tar -cvzf /tmp/backup.bzip.tar /tmp/example.txt


tar -c -v -z -f /tmp/backup.bzip.tar /tmp/example.txt

2.) Convert to a Multi-line Command

Now, instead of having one long disgusting line 🤮, we take this command

tar -c -v -z -f /tmp/backup.bzip.tar /tmp/example.txt

and re-write it as:

tar \ [press enter]
> -c \ [press enter]
> -v \ [press enter]
> -z \ [press enter]
> -f /tmp/backup.bzip.tar \ [press enter]
> /tmp/example.txt [press enter]

Here’s a short video demonstrating the above transformations:

3.) Expand to Long-form Notation

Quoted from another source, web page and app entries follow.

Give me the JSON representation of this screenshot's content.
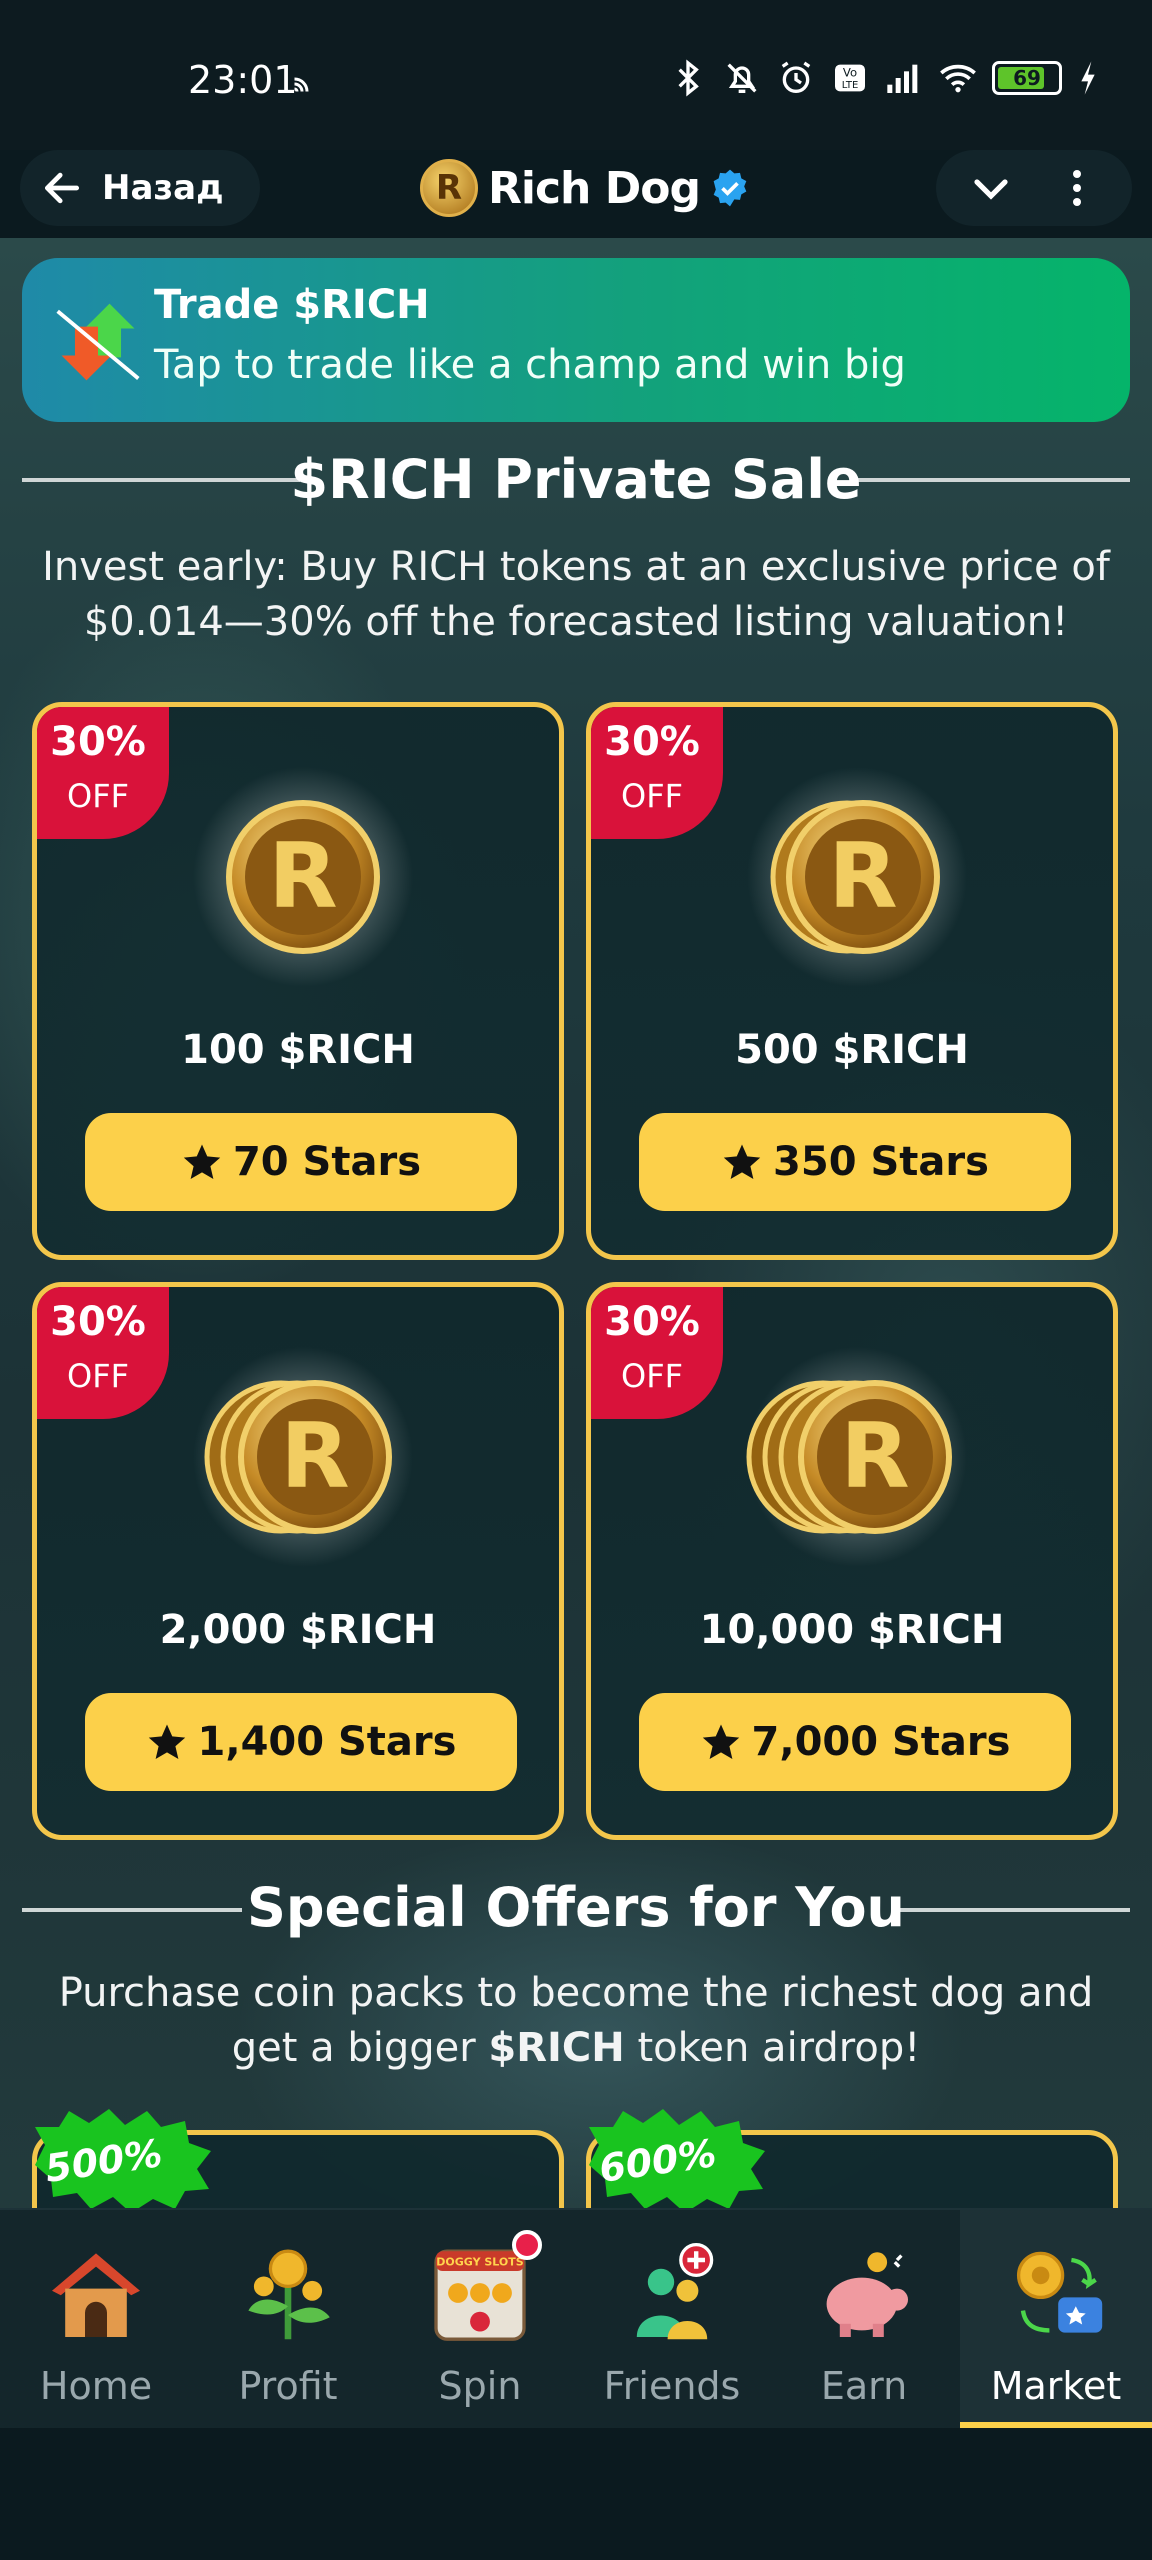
{
  "status_bar": {
    "time": "23:01",
    "battery": "69"
  },
  "header": {
    "back_label": "Назад",
    "title": "Rich Dog"
  },
  "trade_banner": {
    "title": "Trade $RICH",
    "subtitle": "Tap to trade like a champ and win big"
  },
  "private_sale": {
    "title": "$RICH Private Sale",
    "description_line1": "Invest early: Buy RICH tokens at an exclusive price of",
    "description_line2": "$0.014—30% off the forecasted listing valuation!",
    "packs": [
      {
        "badge_pct": "30%",
        "badge_off": "OFF",
        "amount": "100 $RICH",
        "price": "70 Stars"
      },
      {
        "badge_pct": "30%",
        "badge_off": "OFF",
        "amount": "500 $RICH",
        "price": "350 Stars"
      },
      {
        "badge_pct": "30%",
        "badge_off": "OFF",
        "amount": "2,000 $RICH",
        "price": "1,400 Stars"
      },
      {
        "badge_pct": "30%",
        "badge_off": "OFF",
        "amount": "10,000 $RICH",
        "price": "7,000 Stars"
      }
    ]
  },
  "special_offers": {
    "title": "Special Offers for You",
    "description_line1": "Purchase coin packs to become the richest dog and",
    "description_pre": "get a bigger ",
    "description_bold": "$RICH",
    "description_post": " token airdrop!",
    "offers": [
      {
        "badge": "500%"
      },
      {
        "badge": "600%"
      }
    ]
  },
  "bottom_nav": {
    "items": [
      {
        "label": "Home"
      },
      {
        "label": "Profit"
      },
      {
        "label": "Spin",
        "icon_text": "DOGGY SLOTS"
      },
      {
        "label": "Friends"
      },
      {
        "label": "Earn"
      },
      {
        "label": "Market"
      }
    ]
  },
  "colors": {
    "accent": "#fcd04a",
    "badge_red": "#d9123a",
    "badge_green": "#19c41f",
    "card_border": "#f3c64b"
  }
}
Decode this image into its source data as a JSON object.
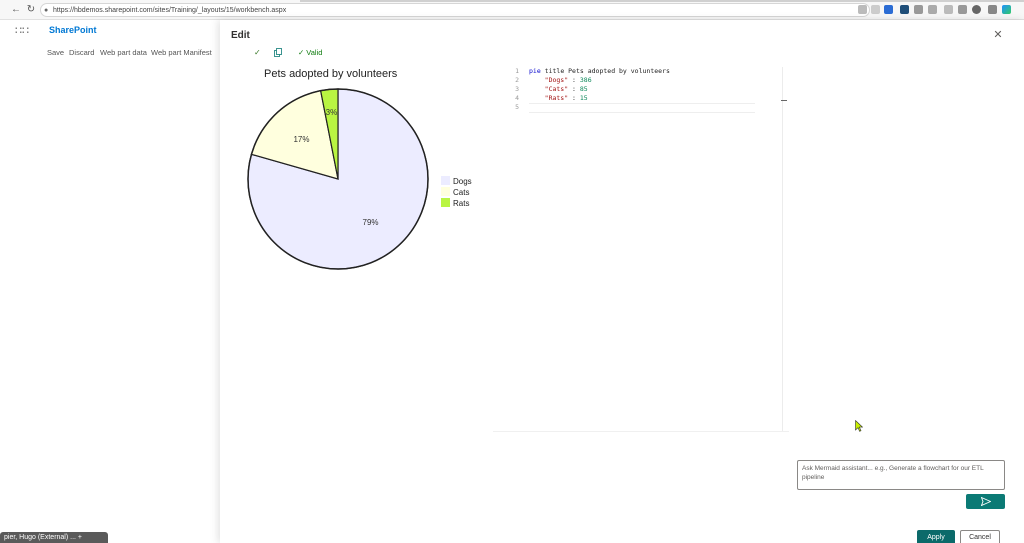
{
  "browser": {
    "url": "https://hbdemos.sharepoint.com/sites/Training/_layouts/15/workbench.aspx"
  },
  "sharepoint": {
    "brand": "SharePoint",
    "commands": [
      "Save",
      "Discard",
      "Web part data",
      "Web part Manifest"
    ],
    "taskbar_chip": "pier, Hugo (External)  ...  +"
  },
  "panel": {
    "title": "Edit",
    "valid_label": "Valid",
    "apply_label": "Apply",
    "cancel_label": "Cancel"
  },
  "editor": {
    "lines": [
      {
        "n": "1",
        "tokens": [
          {
            "t": "pie",
            "c": "kw"
          },
          {
            "t": " title Pets adopted by volunteers",
            "c": "plain"
          }
        ]
      },
      {
        "n": "2",
        "tokens": [
          {
            "t": "    ",
            "c": "plain"
          },
          {
            "t": "\"Dogs\"",
            "c": "str"
          },
          {
            "t": " : ",
            "c": "plain"
          },
          {
            "t": "386",
            "c": "num"
          }
        ]
      },
      {
        "n": "3",
        "tokens": [
          {
            "t": "    ",
            "c": "plain"
          },
          {
            "t": "\"Cats\"",
            "c": "str"
          },
          {
            "t": " : ",
            "c": "plain"
          },
          {
            "t": "85",
            "c": "num"
          }
        ]
      },
      {
        "n": "4",
        "tokens": [
          {
            "t": "    ",
            "c": "plain"
          },
          {
            "t": "\"Rats\"",
            "c": "str"
          },
          {
            "t": " : ",
            "c": "plain"
          },
          {
            "t": "15",
            "c": "num"
          }
        ]
      },
      {
        "n": "5",
        "tokens": []
      }
    ]
  },
  "assistant": {
    "placeholder": "Ask Mermaid assistant... e.g., Generate a flowchart for our ETL pipeline",
    "send_icon": "send-icon"
  },
  "chart_data": {
    "type": "pie",
    "title": "Pets adopted by volunteers",
    "categories": [
      "Dogs",
      "Cats",
      "Rats"
    ],
    "values": [
      386,
      85,
      15
    ],
    "percent_labels": [
      "79%",
      "17%",
      "3%"
    ],
    "colors": [
      "#ececff",
      "#ffffde",
      "#b9f542"
    ],
    "legend_position": "right"
  }
}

If we came back to this “code” 6 months later, we would probably need the man page –  🤮 again – to remember what each parameter did.

Especially if we don’t use tar everyday.

So, as a best practice, we should convert the parameters to their long-form:

tar \ [press enter]
> --create \ [press enter]
> --verbose \ [press enter]
> --gzip \ [press enter]
> --file /tmp/backup.bzip.tar \ [press enter]
> /tmp/example.txt [press enter]

4.) Put Back to One Line

For contrast, if we put this back to one-line, we can see that:

tar -cvzf /tmp/backup.bzip.tar /tmp/example.txt 

is equivalent to:

tar  --create --verbose --gzip --file /tmp/backup.bzip.tar  /tmp/example.txt 

So What ?!…

This technique of deconstructing can be VERY helpful when you have commands to read.

This technique is also very helpful if you are trying to construct your own commands.


  1. Start with the long-form notations of the command
  2. Be very explicit, no short-hand or short-form notation
  3. Once you understand what you wrote, THEN convert it to short-form
  4. Then convert to short-hand if applicable
  5. Lastly, give the short-hand version to the new guy to read…for learning purposes of course 😉


  1. Expand any short-hand notations to short-form notations (-cv to -c -v)
  2. Transform to a multi-line command
  3. Expand any short-form notations to long-form notations (-c to –create)
  4. Put back to multi-line for contrast

Was this article helpful?

Comment Below